In the introduction to his article, “The Paradoxes of Propaganda,” John Brown discusses a rather famous Nazi-era film—widely considered to be propaganda—called Triumph of the Will. Propaganda is one of those terms that often get lumped in with public diplomacy, but in fact there are key differences, both in their purpose and practice.
Today, propaganda is nearly used as a pejorative, a one-sided tool to persuade publics through manipulation, symbols and tricky language. Public diplomacy, on the other hand, is a means of explanation (without necessarily feeding conclusions), and can involve not only an output, but a listening and responding component as well (Melissen, The New Public Diplomacy, 2005).

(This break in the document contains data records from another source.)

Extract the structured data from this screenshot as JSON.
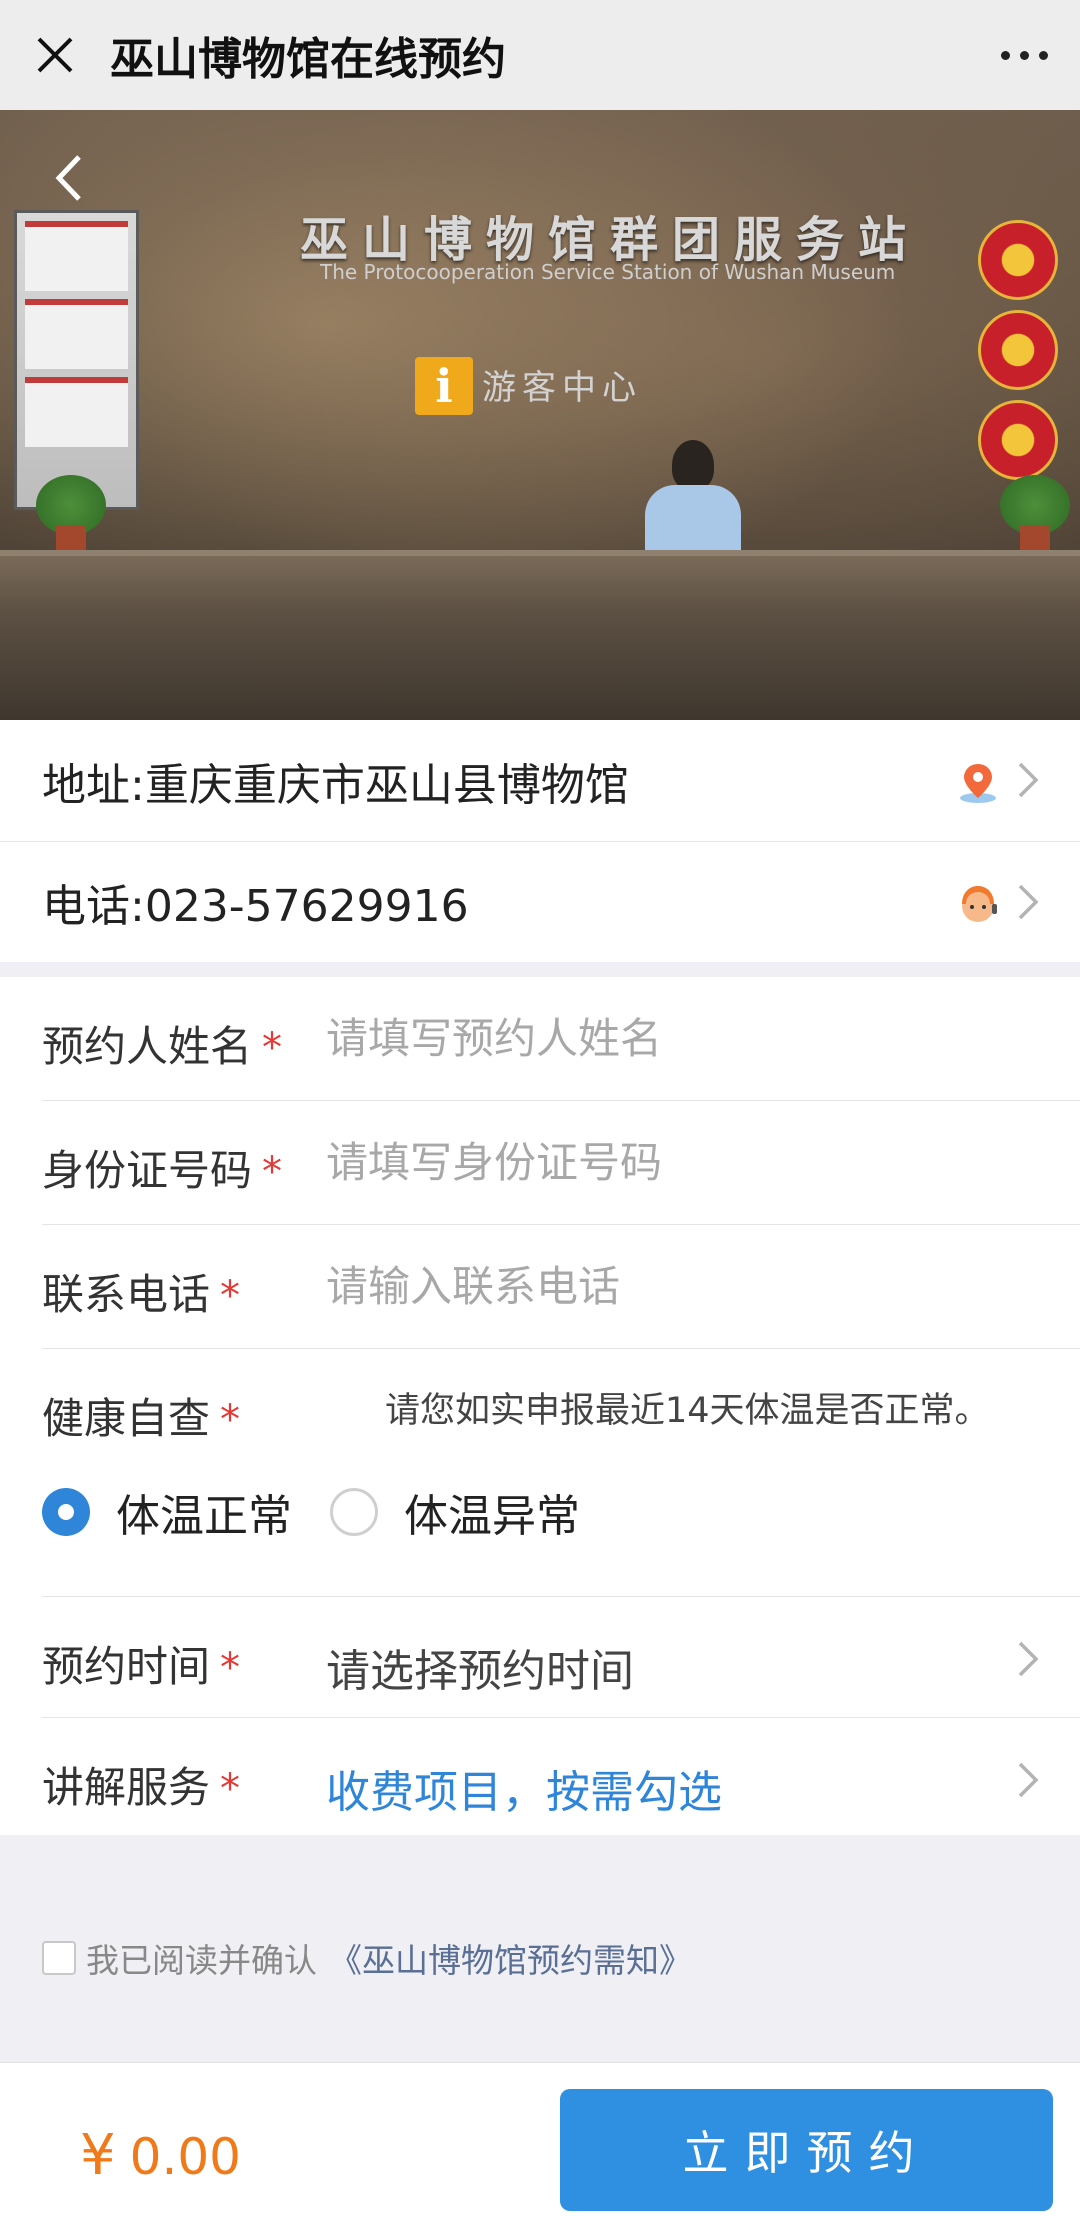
{
  "header": {
    "title": "巫山博物馆在线预约",
    "close_icon": "close-icon",
    "more_icon": "more-dots-icon"
  },
  "hero": {
    "wall_text": "巫山博物馆群团服务站",
    "wall_subtext": "The Protocooperation Service Station of Wushan Museum",
    "sign_letter": "i",
    "center_text": "游客中心",
    "back_icon": "chevron-left-icon"
  },
  "info": {
    "address": "地址:重庆重庆市巫山县博物馆",
    "phone": "电话:023-57629916",
    "address_icon": "location-pin-icon",
    "phone_icon": "customer-service-icon"
  },
  "form": {
    "name": {
      "label": "预约人姓名",
      "required": "*",
      "placeholder": "请填写预约人姓名"
    },
    "id_number": {
      "label": "身份证号码",
      "required": "*",
      "placeholder": "请填写身份证号码"
    },
    "contact": {
      "label": "联系电话",
      "required": "*",
      "placeholder": "请输入联系电话"
    },
    "health": {
      "label": "健康自查",
      "required": "*",
      "note": "请您如实申报最近14天体温是否正常。",
      "options": [
        "体温正常",
        "体温异常"
      ],
      "selected": "体温正常"
    },
    "time": {
      "label": "预约时间",
      "required": "*",
      "value": "请选择预约时间"
    },
    "guide": {
      "label": "讲解服务",
      "required": "*",
      "value": "收费项目，按需勾选"
    }
  },
  "agreement": {
    "text": "我已阅读并确认",
    "link": "《巫山博物馆预约需知》",
    "checked": false
  },
  "footer": {
    "currency": "¥",
    "amount": "0.00",
    "submit_label": "立即预约"
  },
  "colors": {
    "accent": "#2f8fe0",
    "price": "#f07a1a",
    "required_star": "#e53935",
    "link": "#2f86d9"
  }
}
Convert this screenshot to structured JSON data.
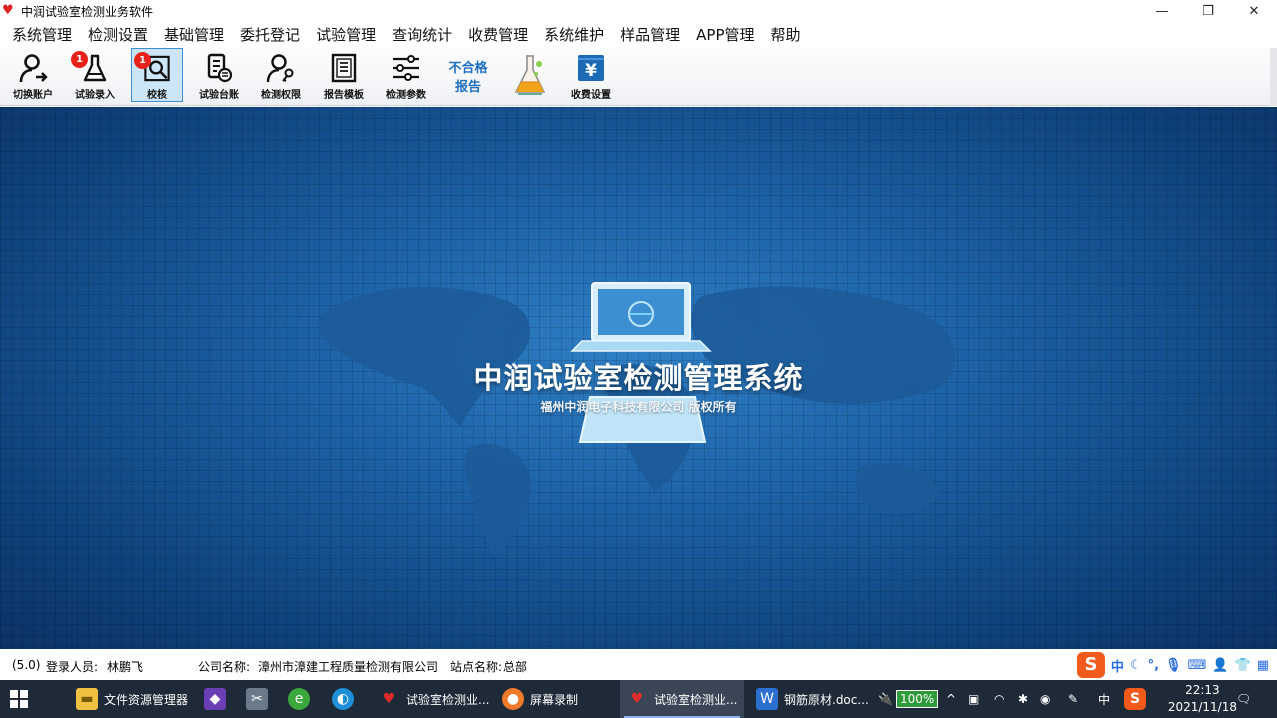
{
  "window": {
    "title": "中润试验室检测业务软件",
    "minimize": "—",
    "restore": "❐",
    "close": "✕"
  },
  "menu": [
    "系统管理",
    "检测设置",
    "基础管理",
    "委托登记",
    "试验管理",
    "查询统计",
    "收费管理",
    "系统维护",
    "样品管理",
    "APP管理",
    "帮助"
  ],
  "toolbar": {
    "switch_account": "切换账户",
    "test_entry": "试验录入",
    "test_entry_badge": "1",
    "review": "校核",
    "review_badge": "1",
    "ledger": "试验台账",
    "permission": "检测权限",
    "report_template": "报告模板",
    "test_params": "检测参数",
    "nonconform_line1": "不合格",
    "nonconform_line2": "报告",
    "fee_settings": "收费设置",
    "fee_icon": "¥",
    "tooltip": "校核"
  },
  "main": {
    "title": "中润试验室检测管理系统",
    "subtitle": "福州中润电子科技有限公司 版权所有"
  },
  "status": {
    "version": "(5.0)",
    "login_label": "登录人员:",
    "login_user": "林鹏飞",
    "company_label": "公司名称:",
    "company": "漳州市漳建工程质量检测有限公司",
    "site_label": "站点名称:",
    "site": "总部"
  },
  "ime": {
    "logo": "S",
    "mode": "中"
  },
  "taskbar": {
    "explorer": "文件资源管理器",
    "app1": "试验室检测业...",
    "recorder": "屏幕录制",
    "app2": "试验室检测业...",
    "word": "钢筋原材.doc...",
    "battery": "100%",
    "lang": "中",
    "time": "22:13",
    "date": "2021/11/18"
  },
  "colors": {
    "accent": "#1b5fa3",
    "badge": "#e8221a",
    "nonconform": "#1f6fbf"
  }
}
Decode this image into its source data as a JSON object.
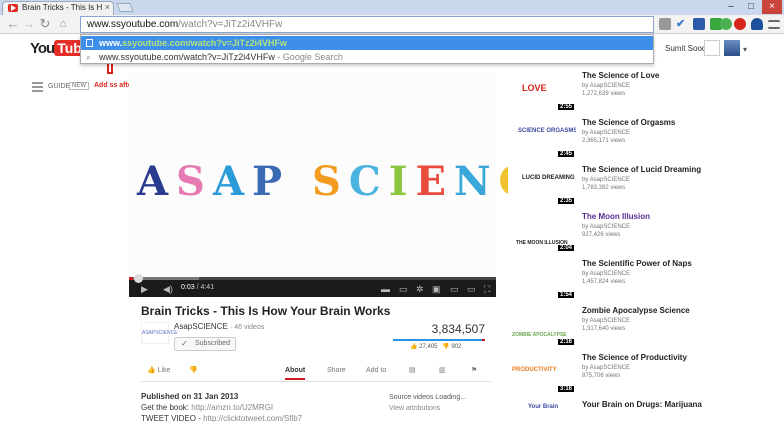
{
  "browser": {
    "tab_title": "Brain Tricks - This Is How",
    "tab_close": "×",
    "window_controls": [
      "–",
      "□",
      "×"
    ],
    "url_main": "www.ssyoutube.com",
    "url_rest": "/watch?v=JiTz2i4VHFw",
    "suggestions": [
      {
        "prefix": "www.",
        "highlight": "ssyoutube.com/watch?v=JiTz2i4VHFw"
      },
      {
        "text": "www.ssyoutube.com/watch?v=JiTz2i4VHFw",
        "suffix": " - Google Search"
      }
    ]
  },
  "header": {
    "logo_you": "You",
    "logo_tube": "Tube",
    "user_name": "Sumit Sood",
    "guide_label": "GUIDE",
    "guide_badge": "NEW"
  },
  "annotation": {
    "text": "Add ss after the dot",
    "color": "#d9251c"
  },
  "player": {
    "brand_text": "ASAP SCIENCE",
    "current_time": "0:03",
    "duration": "/ 4:41",
    "played_fraction": 0.011,
    "buffered_fraction": 0.19
  },
  "video": {
    "title": "Brain Tricks - This Is How Your Brain Works",
    "channel": "AsapSCIENCE",
    "channel_thumb": "ASAPSCIENCE",
    "video_count": "· 46 videos",
    "subscribed_label": "Subscribed",
    "view_count": "3,834,507",
    "likes": "27,405",
    "dislikes": "902",
    "like_fraction": 0.968,
    "actions": {
      "like": "Like",
      "about": "About",
      "share": "Share",
      "add_to": "Add to"
    },
    "published": "Published on 31 Jan 2013",
    "book_prefix": "Get the book: ",
    "book_link": "http://amzn.to/U2MRGI",
    "tweet_prefix": "TWEET VIDEO - ",
    "tweet_link": "http://clicktotweet.com/Sflb7",
    "source_videos": "Source videos Loading...",
    "view_attributions": "View attributions"
  },
  "related": [
    {
      "title": "The Science of Love",
      "by": "by AsapSCIENCE",
      "views": "1,272,639 views",
      "duration": "2:55",
      "visited": false
    },
    {
      "title": "The Science of Orgasms",
      "by": "by AsapSCIENCE",
      "views": "2,365,171 views",
      "duration": "2:45",
      "visited": false
    },
    {
      "title": "The Science of Lucid Dreaming",
      "by": "by AsapSCIENCE",
      "views": "1,783,382 views",
      "duration": "2:35",
      "visited": false
    },
    {
      "title": "The Moon Illusion",
      "by": "by AsapSCIENCE",
      "views": "927,426 views",
      "duration": "2:04",
      "visited": true
    },
    {
      "title": "The Scientific Power of Naps",
      "by": "by AsapSCIENCE",
      "views": "1,457,824 views",
      "duration": "1:54",
      "visited": false
    },
    {
      "title": "Zombie Apocalypse Science",
      "by": "by AsapSCIENCE",
      "views": "1,317,640 views",
      "duration": "2:16",
      "visited": false
    },
    {
      "title": "The Science of Productivity",
      "by": "by AsapSCIENCE",
      "views": "875,706 views",
      "duration": "3:16",
      "visited": false
    },
    {
      "title": "Your Brain on Drugs: Marijuana",
      "by": "",
      "views": "",
      "duration": "",
      "visited": false
    }
  ],
  "thumb_art": [
    "LOVE",
    "SCIENCE ORGASMS",
    "LUCID DREAMING",
    "THE MOON ILLUSION",
    "",
    "ZOMBIE APOCALYPSE",
    "PRODUCTIVITY",
    "Your Brain"
  ]
}
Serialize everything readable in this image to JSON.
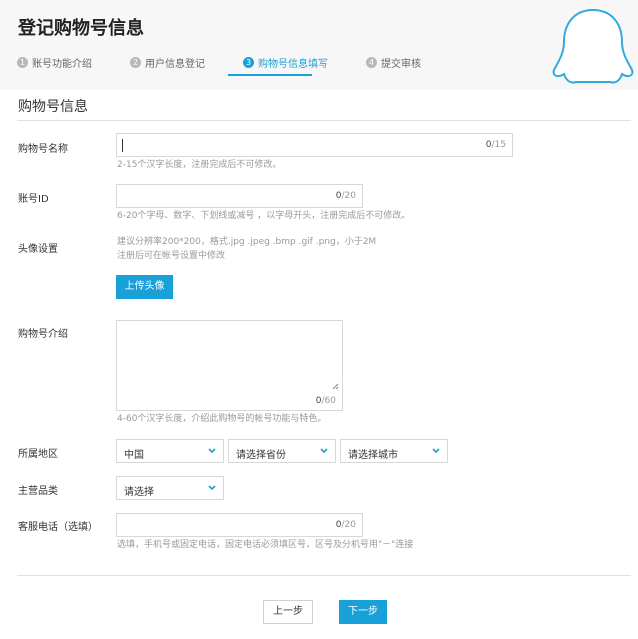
{
  "header": {
    "title": "登记购物号信息",
    "steps": [
      {
        "num": "1",
        "label": "账号功能介绍"
      },
      {
        "num": "2",
        "label": "用户信息登记"
      },
      {
        "num": "3",
        "label": "购物号信息填写"
      },
      {
        "num": "4",
        "label": "提交审核"
      }
    ],
    "active_step": 3
  },
  "section": {
    "title": "购物号信息"
  },
  "form": {
    "name": {
      "label": "购物号名称",
      "value": "",
      "count": "0",
      "max": "/15",
      "hint": "2-15个汉字长度，注册完成后不可修改。"
    },
    "account_id": {
      "label": "账号ID",
      "value": "",
      "count": "0",
      "max": "/20",
      "hint": "6-20个字母、数字、下划线或减号 ，以字母开头，注册完成后不可修改。"
    },
    "avatar": {
      "label": "头像设置",
      "hint_line1": "建议分辨率200*200，格式.jpg .jpeg .bmp .gif .png，小于2M",
      "hint_line2": "注册后可在帐号设置中修改",
      "upload_label": "上传头像"
    },
    "intro": {
      "label": "购物号介绍",
      "value": "",
      "count": "0",
      "max": "/60",
      "hint": "4-60个汉字长度，介绍此购物号的帐号功能与特色。"
    },
    "region": {
      "label": "所属地区",
      "country": "中国",
      "province": "请选择省份",
      "city": "请选择城市"
    },
    "category": {
      "label": "主营品类",
      "value": "请选择"
    },
    "phone": {
      "label": "客服电话（选填）",
      "value": "",
      "count": "0",
      "max": "/20",
      "hint": "选填，手机号或固定电话，固定电话必须填区号，区号及分机号用\"－\"连接"
    }
  },
  "footer": {
    "prev_label": "上一步",
    "next_label": "下一步"
  },
  "colors": {
    "accent": "#1aa0d8",
    "border": "#d7d7d7",
    "hint": "#999999"
  }
}
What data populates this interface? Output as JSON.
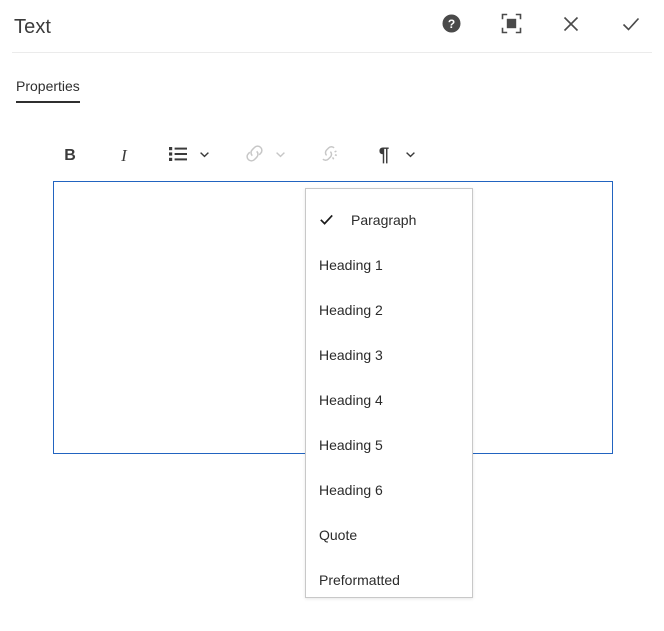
{
  "header": {
    "title": "Text",
    "actions": [
      {
        "name": "help-icon",
        "label": "Help"
      },
      {
        "name": "fullscreen-icon",
        "label": "Fullscreen"
      },
      {
        "name": "close-icon",
        "label": "Close"
      },
      {
        "name": "confirm-check-icon",
        "label": "Done"
      }
    ]
  },
  "tabs": [
    {
      "label": "Properties",
      "active": true
    }
  ],
  "toolbar": {
    "bold_label": "B",
    "italic_label": "I",
    "list_label": "Bulleted list",
    "link_label": "Link",
    "unlink_label": "Unlink",
    "paragraph_label": "¶"
  },
  "editor": {
    "content": ""
  },
  "dropdown": {
    "items": [
      {
        "label": "Paragraph",
        "checked": true
      },
      {
        "label": "Heading 1",
        "checked": false
      },
      {
        "label": "Heading 2",
        "checked": false
      },
      {
        "label": "Heading 3",
        "checked": false
      },
      {
        "label": "Heading 4",
        "checked": false
      },
      {
        "label": "Heading 5",
        "checked": false
      },
      {
        "label": "Heading 6",
        "checked": false
      },
      {
        "label": "Quote",
        "checked": false
      },
      {
        "label": "Preformatted",
        "checked": false
      }
    ]
  },
  "colors": {
    "accent_border": "#2264c0",
    "text": "#2b2b2b",
    "disabled": "#c7c7c7",
    "divider": "#ebebeb"
  }
}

Triumph of the Will was largely a domestic success, but was met with a less-than-enthusiastic response outside of Germany; Brown explains that such blatant and obvious propaganda could create “deep popular hostility toward the propagandists who are seen as the perpetrators of lies.” The lesson of Triumph? Sometimes, the best propaganda doesn’t look like propaganda.
Nonetheless, this type of propaganda could—and would—have serious historical consequences. This past week marked the 70th anniversary of the liberation of Auschwitz, and this year will mark similar anniversaries for concentration camps all over Europe. It marks the anniversary of when the world was first beginning to truly uncover the extent of Nazi crimes against humanity, document them and vow ‘Never Again.’ When General Dwight D. Eisenhower and his troops discovered Ohrdruf, a sub-camp of Buchchenwald, in April 1945, he radioed back to Washington:
In one room, where they were piled up twenty or thirty naked men, killed by starvation, George Patton would not even enter. He said that he would get sick if he did so. I made the visit deliberately, in order to be in a position to give first-hand evidence of these things if ever, in the future, there develops a tendency to charge these allegations merely to ‘propaganda’ (United States Holocaust Memorial Museum, “Ohrdruf”, 2014)
Eisenhower also requested to bring journalists over to document what he found and bring it to public attention. The resulting reporting and photographs, while not specifically intended to be propaganda, do in fact represent yet another example of Brown’s paradoxes of propaganda: The photographs of liberated concentration camp survivors were certainly not meant to propagandize in the style of Triumph of the Will, but that may be what made them most powerful and effective.
Normally, propaganda is one of those words that leave a nasty taste in peoples’ mouths, but as J. Michael Sproule notes in Channels of Propaganda, “society exempts propaganda from condemnation when social influence is perceived to be in the general interest” (1994). There were no agendas with these photographs—that’s part of their effectiveness as not necessarily anti-Nazi, but pro-humanity.
It is important to be aware of the difference between propaganda and public diplomacy; one involves listening, communicating and explaining policies, while the other involves forcing a message. As the photos and film of concentration camps show, propaganda can influence a society to dangerous ends. While propaganda may have helped spur the events that would lead to the Holocaust, good public diplomacy can perhaps help ensure it never does again.
With increasing anti-Semitic sentiments and physical attacks toward Jews making a comeback in Europe, as well as an ongoing undercurrent of Holocaust denial in the Middle East, this is a relevant topic more than ever. A timely Holocaust documentary, Night Will Fall, is finally seeing the light of day this year almost seven decades after it was originally commissioned by the British government, then shelved due to Cold War politics.
Unlike with public diplomacy, one of Brown’s paradoxes about propaganda was that one must hate it to do it well; filming the aftermath of a state-sanctioned attempt at genocide was certainly no easy task. Documentation like this may not work like propaganda in the traditional sense, but that’s part of its paradoxical beauty.
Miriam Smallman is a junior studying journalism at The George Washington University’s School of Media and Public Affairs.